(RECORDS SHOWN)
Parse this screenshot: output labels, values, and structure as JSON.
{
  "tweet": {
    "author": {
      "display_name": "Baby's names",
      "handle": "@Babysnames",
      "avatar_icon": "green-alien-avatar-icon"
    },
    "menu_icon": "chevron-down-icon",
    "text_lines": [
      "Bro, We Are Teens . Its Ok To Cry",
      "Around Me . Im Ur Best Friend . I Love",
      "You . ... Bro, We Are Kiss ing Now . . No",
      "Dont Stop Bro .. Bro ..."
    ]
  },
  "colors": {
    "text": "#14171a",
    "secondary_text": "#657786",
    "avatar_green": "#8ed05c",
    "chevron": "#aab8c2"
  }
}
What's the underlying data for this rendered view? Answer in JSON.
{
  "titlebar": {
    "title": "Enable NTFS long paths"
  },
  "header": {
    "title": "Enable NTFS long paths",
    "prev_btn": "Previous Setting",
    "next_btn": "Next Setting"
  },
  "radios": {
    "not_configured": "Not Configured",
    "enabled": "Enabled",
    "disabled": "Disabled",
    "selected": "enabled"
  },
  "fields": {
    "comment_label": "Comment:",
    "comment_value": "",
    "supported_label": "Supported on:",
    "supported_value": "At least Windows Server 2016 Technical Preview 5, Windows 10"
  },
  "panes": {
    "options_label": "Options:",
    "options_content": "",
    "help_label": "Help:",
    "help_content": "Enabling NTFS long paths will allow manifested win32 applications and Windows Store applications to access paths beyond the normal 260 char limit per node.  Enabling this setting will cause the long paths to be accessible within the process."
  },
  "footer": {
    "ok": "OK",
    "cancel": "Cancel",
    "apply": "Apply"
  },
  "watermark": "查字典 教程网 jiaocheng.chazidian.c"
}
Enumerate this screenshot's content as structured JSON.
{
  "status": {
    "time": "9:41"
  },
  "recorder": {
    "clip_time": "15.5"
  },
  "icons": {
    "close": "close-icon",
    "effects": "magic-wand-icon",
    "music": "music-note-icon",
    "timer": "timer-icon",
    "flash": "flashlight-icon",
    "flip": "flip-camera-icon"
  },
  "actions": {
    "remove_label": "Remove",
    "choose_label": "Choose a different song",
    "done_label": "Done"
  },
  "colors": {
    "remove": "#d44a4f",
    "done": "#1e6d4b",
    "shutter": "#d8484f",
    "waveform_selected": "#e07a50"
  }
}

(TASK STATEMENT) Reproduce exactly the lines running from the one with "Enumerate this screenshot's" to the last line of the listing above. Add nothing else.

(RESPONSE TO THE EXERCISE)
Enumerate this screenshot's content as structured JSON.
{
  "status": {
    "time": "9:41"
  },
  "recorder": {
    "clip_time": "15.5"
  },
  "icons": {
    "close": "close-icon",
    "effects": "magic-wand-icon",
    "music": "music-note-icon",
    "timer": "timer-icon",
    "flash": "flashlight-icon",
    "flip": "flip-camera-icon"
  },
  "actions": {
    "remove_label": "Remove",
    "choose_label": "Choose a different song",
    "done_label": "Done"
  },
  "colors": {
    "remove": "#d44a4f",
    "done": "#1e6d4b",
    "shutter": "#d8484f",
    "waveform_selected": "#e07a50"
  }
}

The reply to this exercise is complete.